*What is being asked:* The expected output is a copy of every line in the records with the string "Research".

*Data to examine:*
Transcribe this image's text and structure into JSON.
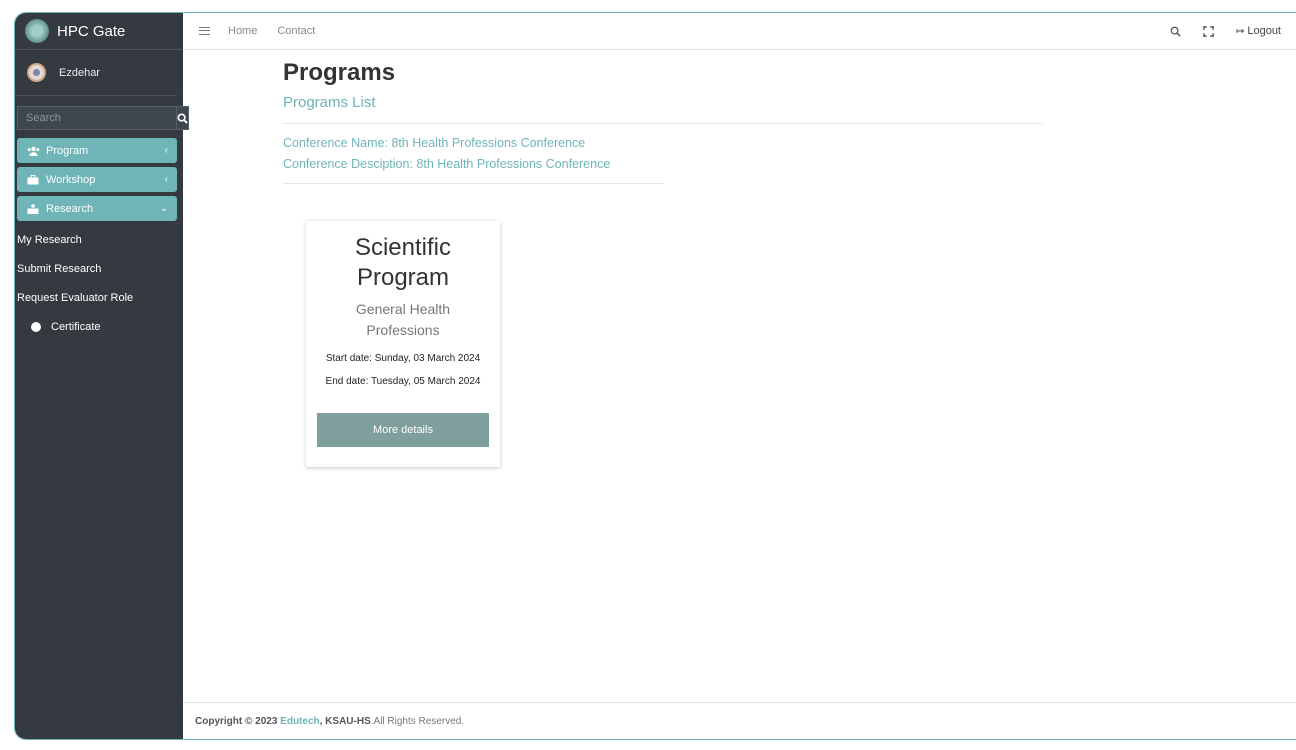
{
  "app": {
    "brand": "HPC Gate"
  },
  "user": {
    "name": "Ezdehar"
  },
  "search": {
    "placeholder": "Search"
  },
  "sidebar": {
    "items": [
      {
        "label": "Program",
        "icon": "users-icon"
      },
      {
        "label": "Workshop",
        "icon": "briefcase-icon"
      },
      {
        "label": "Research",
        "icon": "person-board-icon"
      }
    ],
    "sub_items": [
      "My Research",
      "Submit Research",
      "Request Evaluator Role"
    ],
    "certificate": "Certificate"
  },
  "topbar": {
    "home": "Home",
    "contact": "Contact",
    "logout": "Logout"
  },
  "page": {
    "title": "Programs",
    "subtitle": "Programs List",
    "conference_name": "Conference Name: 8th Health Professions Conference",
    "conference_description": "Conference Desciption: 8th Health Professions Conference"
  },
  "card": {
    "title": "Scientific Program",
    "subtitle": "General Health Professions",
    "start_date": "Start date: Sunday, 03 March 2024",
    "end_date": "End date: Tuesday, 05 March 2024",
    "button": "More details"
  },
  "footer": {
    "prefix": "Copyright © 2023",
    "company": "Edutech",
    "org": ", KSAU-HS",
    "rights": ".All Rights Reserved."
  },
  "colors": {
    "accent": "#6fb5b8",
    "sidebar": "#343a40",
    "button": "#7f9f9c"
  }
}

*Solved problem:*
        "label": "Research",
      "My Research",
      "Submit Research",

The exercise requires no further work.